Looking ahead, how do you plan to meet the challenges?
By simply going back to the roots of what made our company Malta's real estate agency and be diverse, innovative and purposeful. More than ever, observing the changing landscape and how people, including our clients, are responding to it is essential. Continuously, the role that data plays in our decisions is increasing. This is accentuated by the fact people need us to be more efficient, understand their needs faster and be available to fit into their busy lives, possibly more technologically than before. We must truly believe in a greater PropTech proposition. The market is changing. We must understand it. Our clients and their needs are changing. We must understand it. Society is changing. We must understand it. Our relationship with our team is changing. We must understand it. Whilst cultivating what is within the box, we must also make decisions which are innovative, diverse and purposeful.

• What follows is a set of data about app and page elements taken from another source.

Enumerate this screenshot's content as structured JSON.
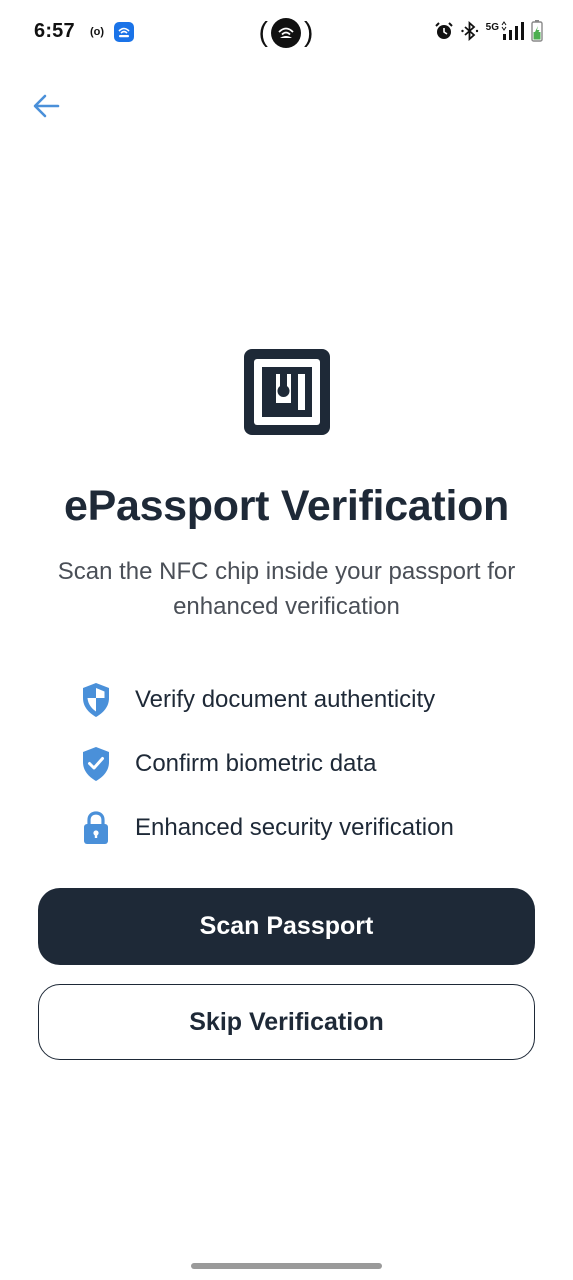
{
  "status_bar": {
    "time": "6:57",
    "radio_label": "(o)",
    "network_label": "5G",
    "icons": [
      "radio-icon",
      "app-notification-icon",
      "hotspot-icon",
      "alarm-icon",
      "bluetooth-icon",
      "signal-icon",
      "battery-icon"
    ]
  },
  "navigation": {
    "back_icon": "arrow-left-icon"
  },
  "hero": {
    "icon": "nfc-icon",
    "title": "ePassport Verification",
    "subtitle": "Scan the NFC chip inside your passport for enhanced verification"
  },
  "features": [
    {
      "icon": "shield-half-icon",
      "label": "Verify document authenticity"
    },
    {
      "icon": "shield-check-icon",
      "label": "Confirm biometric data"
    },
    {
      "icon": "lock-icon",
      "label": "Enhanced security verification"
    }
  ],
  "actions": {
    "primary_label": "Scan Passport",
    "secondary_label": "Skip Verification"
  },
  "colors": {
    "primary": "#1e2937",
    "accent": "#4a90d9",
    "background": "#ffffff"
  }
}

What do you have planned for your business?
Like all companies we have a firm 5 year vision for the group and the key people in our organisation. Without going into too much detail, we plan to focus more on PEOPLE. No one is connected to the market and to our clients as much as our Property Specialists and Administration Team. Circular, versus vertical, decisions continue to be the best way forward. Listening more and doing more based on what we heard is surely a key to success. I'm all for reports and research and analysis but numbers don't mean much if we disconnected from the ones to contribute to those figures. If you really want to know the market and know your clients, feel the pulse of your people. On an international level we are trying to penetrate the Spanish and Cypriot market by trying different models in different jurisdictions. We have launched a new company and partnered up with Jack Cator, a genius in the tech world and we've raised a seven figure investment for our international ambitions. We've learnt a lot along the way and this has given us massive experience and intel on the Real Estate Brokerage world. We are super excited to see what the next few years have to offer.
What opportunities do you think will present themselves in 2023 for your business, your industry, and the Maltese economy?
If all involved stakeholders come together as one, the Maltese economy has a chance to once again outshine larger countries in navigating through these tempestuous times. A stronger stand on the environment, I believe it is high time to change the planning policies to have a more holistic and long term vision for the island. Further digitization to reduce bureaucracy which will attract stronger talent to Malta which usually brings along higher salaries which are consumed in the economy. This will also result in the Maltese up our game on education as well as research and development from which current and future generations can thrive from. Improved employment opportunities for locals and expats, create a multiplier effect such as the need for better-quality rentals, an increase in buy-to-let properties and improved design in construction.